We mentioned how Hassell-Collins possesses plenty of pace, but he is not the only quick player in their team. Here, he again combines well with Jackson, breaking through the Gloucester defence and creating a two-v-two situation against Number 8 Ruan Ackermann and Argentina second row Matias Alemanno on the far side of the pitch, as shown by the red line. However, because of the pace going forward that the Exiles have, they simply passed their way around both players, creating the opportunity to get behind the two Gloucester forwards. Curtis Rona is also involved here, running alongside, offering the passing option when it was needed. Gloucester left too much space open, but, again, we need to credit London Irish for seeing this and tactically playing in a way that exposed these weaknesses.
We have mentioned how Gloucester set up well defensively, but that always lapses as the games go on. This is particularly dangerous against the Exiles, and especially against Hassell-Collins. Here, the winger is running through on his own, but is shortly followed by many of his teammates. When London Irish go, they all go, and that is why they pose so much of a threat in attack. This was more down to London Irish finding space than Gloucester leaving it open, but it still highlights an ongoing area that the Cherry and Whites need to improve in. Only a few passes after this move, Parton scores on the far side of the pitch, so it just shows how important these breaks are, and, again, how London Irish exposed Gloucester’s weaknesses and turned them into scores.
However, arguably the best tactical move that demonstrates how London Irish prepared well for this game was from this lineout.
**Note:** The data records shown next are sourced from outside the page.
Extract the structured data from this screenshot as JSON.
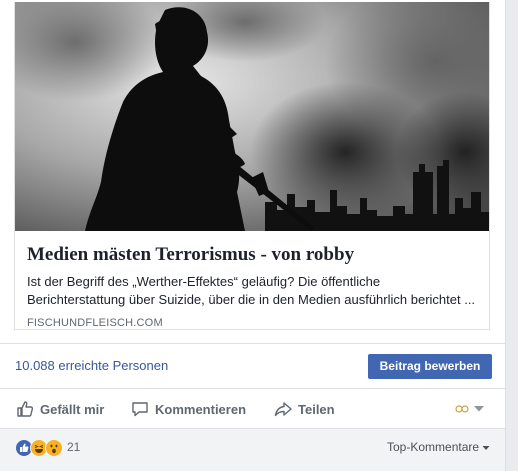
{
  "link_card": {
    "image_alt": "Silhouette eines bewaffneten Soldaten vor Rauch und Skyline",
    "headline": "Medien mästen Terrorismus - von robby",
    "description": "Ist der Begriff des „Werther-Effektes“ geläufig? Die öffentliche Berichterstattung über Suizide, über die in den Medien ausführlich berichtet ...",
    "domain": "FISCHUNDFLEISCH.COM"
  },
  "insights": {
    "reach_text": "10.088 erreichte Personen",
    "promote_label": "Beitrag bewerben"
  },
  "actions": {
    "like_label": "Gefällt mir",
    "comment_label": "Kommentieren",
    "share_label": "Teilen",
    "like_icon": "thumbs-up-icon",
    "comment_icon": "speech-bubble-icon",
    "share_icon": "share-arrow-icon"
  },
  "reactions": {
    "count": "21",
    "types": [
      "like",
      "haha",
      "wow"
    ],
    "sort_label": "Top-Kommentare"
  },
  "colors": {
    "link_blue": "#365899",
    "button_blue": "#4267b2",
    "text_grey": "#606770",
    "headline_dark": "#1d2129"
  }
}
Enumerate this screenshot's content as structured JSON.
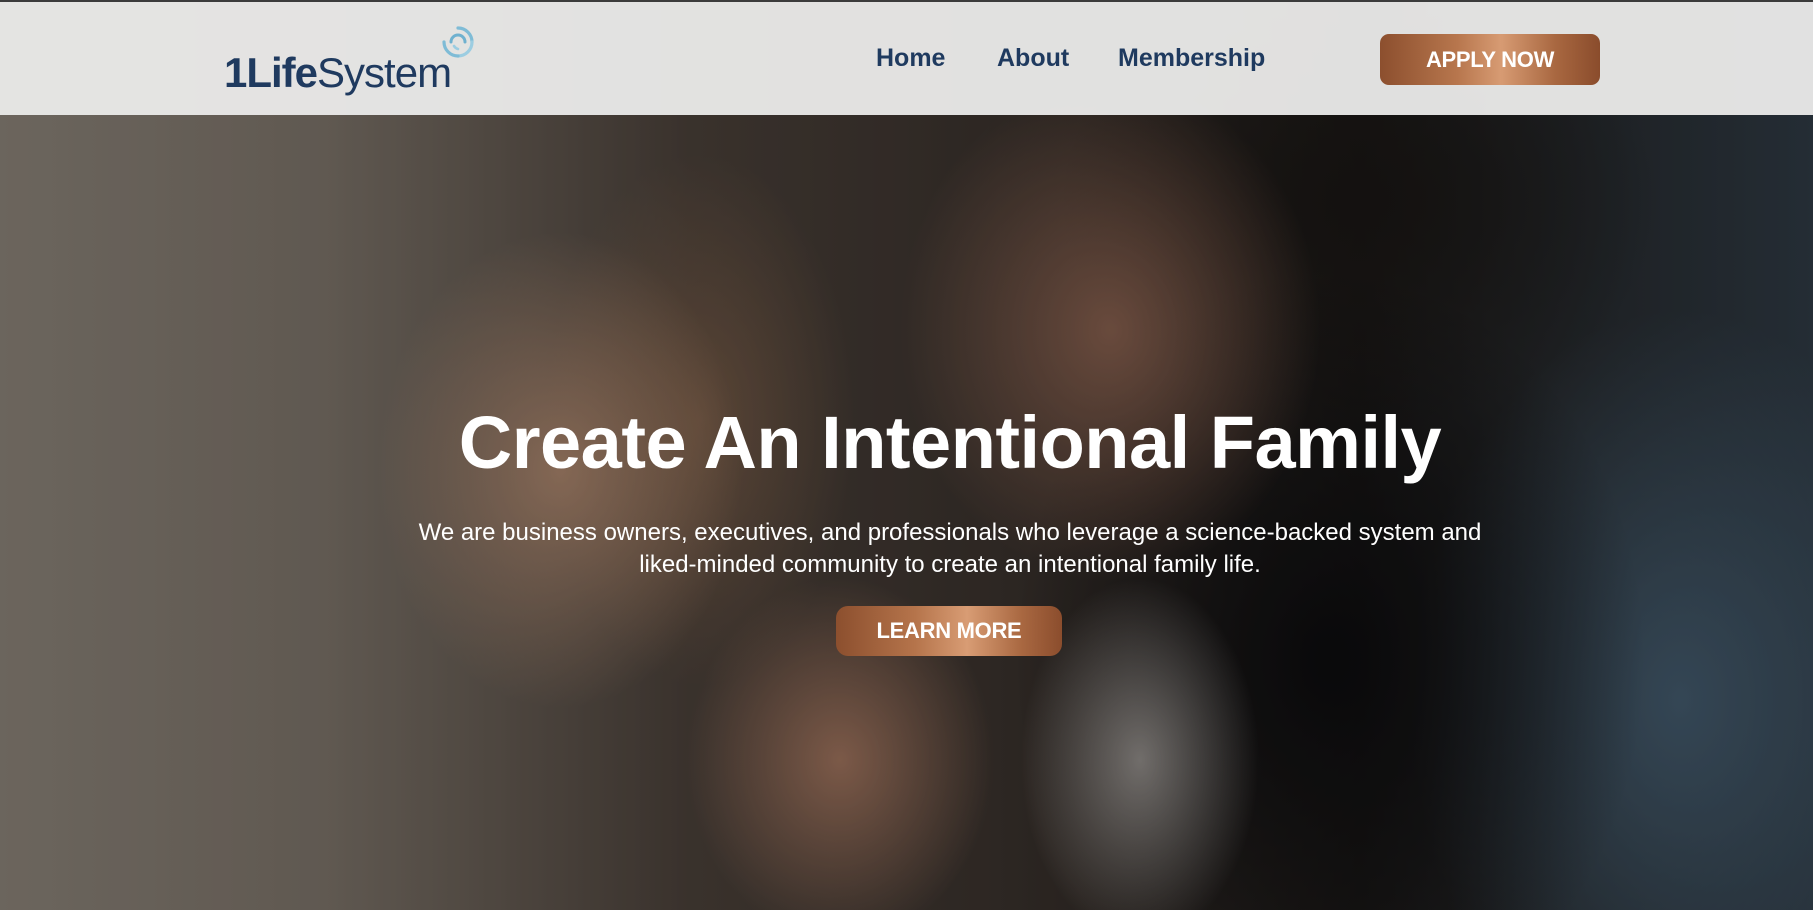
{
  "header": {
    "logo": {
      "text_bold": "1Life",
      "text_light": "System",
      "icon": "swirl-logo-icon",
      "color": "#1f3a5f",
      "icon_color": "#7fbcd6"
    },
    "nav": {
      "home": "Home",
      "about": "About",
      "membership": "Membership"
    },
    "apply_label": "APPLY NOW"
  },
  "hero": {
    "title": "Create An Intentional Family",
    "subtitle_line1": "We are business owners, executives, and professionals who leverage a science-backed system and",
    "subtitle_line2": "liked-minded community to create an intentional family life.",
    "cta_label": "LEARN MORE",
    "background": "photo-couple-listening"
  },
  "colors": {
    "nav_text": "#1f3a5f",
    "header_bg": "#e9e9e8",
    "button_copper": "#b7764d",
    "hero_text": "#ffffff"
  }
}
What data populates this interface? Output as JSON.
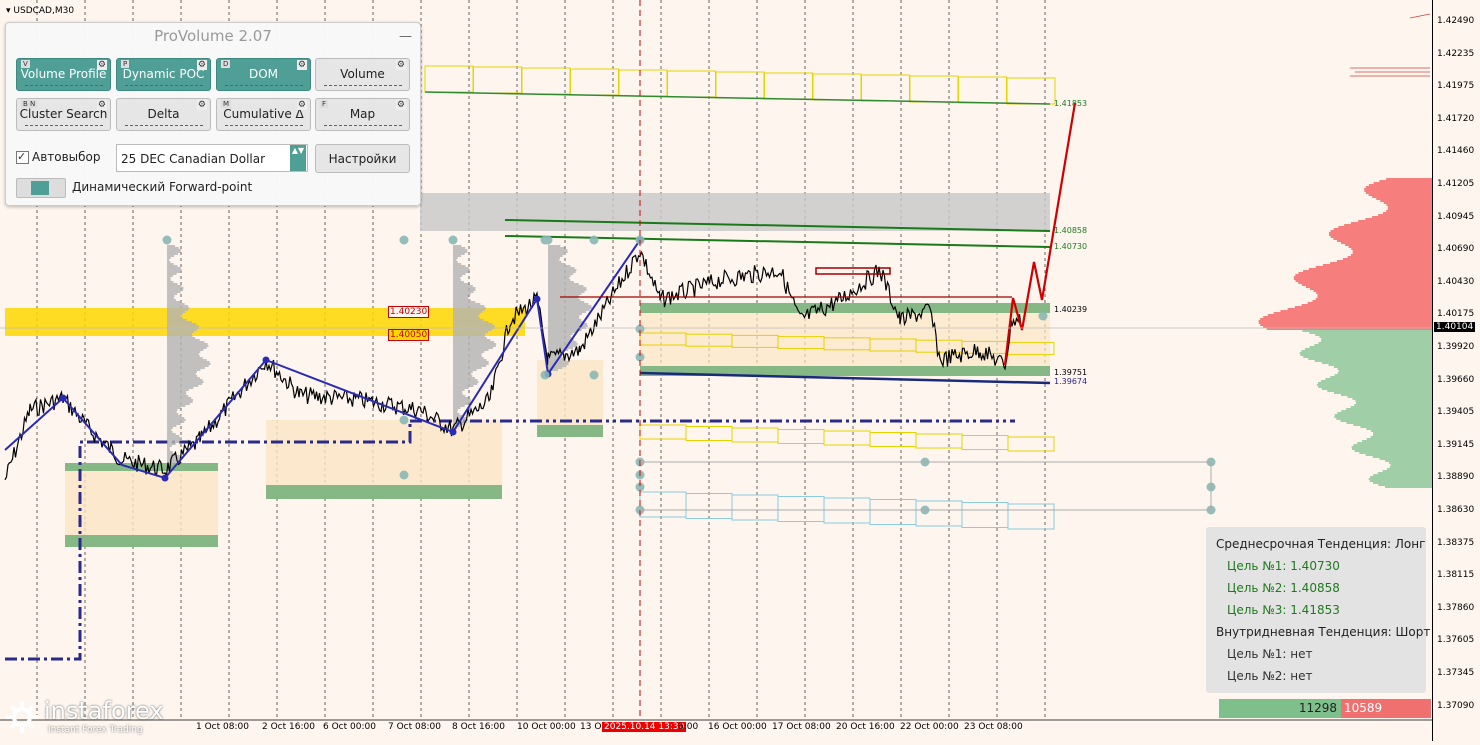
{
  "symbol": "USDCAD,M30",
  "panel": {
    "title": "ProVolume 2.07",
    "minimize": "—",
    "buttons": [
      {
        "label": "Volume Profile",
        "key": "V",
        "state": "on"
      },
      {
        "label": "Dynamic POC",
        "key": "P",
        "state": "on"
      },
      {
        "label": "DOM",
        "key": "D",
        "state": "on"
      },
      {
        "label": "Volume",
        "key": "",
        "state": "off"
      },
      {
        "label": "Cluster Search",
        "key": "B N",
        "state": "off"
      },
      {
        "label": "Delta",
        "key": "",
        "state": "off"
      },
      {
        "label": "Cumulative Δ",
        "key": "M",
        "state": "off"
      },
      {
        "label": "Map",
        "key": "F",
        "state": "off"
      }
    ],
    "gear": "⚙",
    "auto_select_label": "Автовыбор",
    "auto_select_checked": "✓",
    "instrument": "25 DEC Canadian Dollar",
    "spin": "▲▼",
    "settings_label": "Настройки",
    "forward_point_label": "Динамический Forward-point"
  },
  "price_axis": [
    "1.42490",
    "1.42235",
    "1.41975",
    "1.41720",
    "1.41460",
    "1.41205",
    "1.40945",
    "1.40690",
    "1.40430",
    "1.40175",
    "1.39920",
    "1.39660",
    "1.39405",
    "1.39145",
    "1.38890",
    "1.38630",
    "1.38375",
    "1.38115",
    "1.37860",
    "1.37605",
    "1.37345",
    "1.37090"
  ],
  "current_price": "1.40104",
  "time_axis": [
    "1 Oct 08:00",
    "2 Oct 16:00",
    "6 Oct 00:00",
    "7 Oct 08:00",
    "8 Oct 16:00",
    "10 Oct 00:00",
    "13 O",
    "2025.10.14 13:30",
    "6:00",
    "16 Oct 00:00",
    "17 Oct 08:00",
    "20 Oct 16:00",
    "22 Oct 00:00",
    "23 Oct 08:00"
  ],
  "levels": {
    "l1": "1.41853",
    "l2": "1.40858",
    "l3": "1.40730",
    "l4": "1.40239",
    "l5": "1.39751",
    "l6": "1.39674",
    "box1": "1.40230",
    "box2": "1.40050"
  },
  "trend": {
    "midterm": "Среднесрочная Тенденция: Лонг",
    "t1": "Цель №1: 1.40730",
    "t2": "Цель №2: 1.40858",
    "t3": "Цель №3: 1.41853",
    "intraday": "Внутридневная Тенденция: Шорт",
    "i1": "Цель №1: нет",
    "i2": "Цель №2: нет"
  },
  "volume": {
    "buy": "11298",
    "sell": "10589"
  },
  "logo": {
    "brand": "instaforex",
    "tagline": "Instant Forex Trading"
  },
  "colors": {
    "accent": "#4f9f96",
    "bull_zone": "#ffd700",
    "target_line": "#d00000",
    "zigzag": "#2a2ab5"
  }
}
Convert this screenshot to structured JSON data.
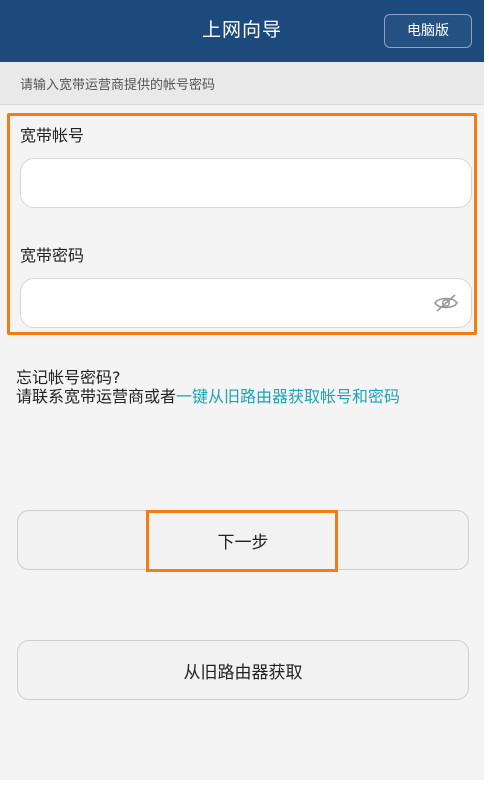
{
  "header": {
    "title": "上网向导",
    "pc_version_label": "电脑版",
    "bg_color": "#1d4a7d"
  },
  "hint": {
    "text": "请输入宽带运营商提供的帐号密码"
  },
  "form": {
    "account_label": "宽带帐号",
    "account_value": "",
    "password_label": "宽带密码",
    "password_value": "",
    "highlight_color": "#f57c12",
    "password_toggle_icon": "eye-hidden-icon"
  },
  "help": {
    "title": "忘记帐号密码?",
    "prefix": "请联系宽带运营商或者",
    "link_text": "一键从旧路由器获取帐号和密码",
    "link_color": "#1fa2b4"
  },
  "buttons": {
    "next_label": "下一步",
    "get_from_old_router_label": "从旧路由器获取"
  }
}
Here, the ball is thrown in by experienced Argentina hooker Agustin Creevy, but the aim here is not to form a rolling maul immediately after the ball comes down into the middle of the lineout, as is usually the case. Instead, Number 8 Albert Tuisue and flanker and captain Blair Cowan, both circled, break away from the rest of the players, making a run on the blindside together, as the blue arrows show. By doing so, they create a two-v-one situation against Willi Heinz, and the scrum-half is unable to stop them getting through, and it eventually leads to Scotland international Cowan’s second try of the game.
We can’t blame Gloucester for this, because it is simply down to excellent tactical awareness and preparation from the Exiles and their Director of Rugby, former Ireland coach Declan Kidney, using the spaces available to them on the pitch.
In conclusion, this was a really good game of rugby, enjoyable to watch as well as full of tactical points to pick out. Gloucester should be pleased with the way they played, as it was a big improvement from their performance last weekend, but they will also know that there are still big areas for them to work on, helping them to shut out opposing teams from getting into the spaces behind them and scoring easy tries. London Irish move into the top half of the table after this result, and will be delighted with the way they moved the ball around and exposed Gloucester’s weaknesses. However, on balance, the result was probably fair, and both teams can take positives to build on going forward.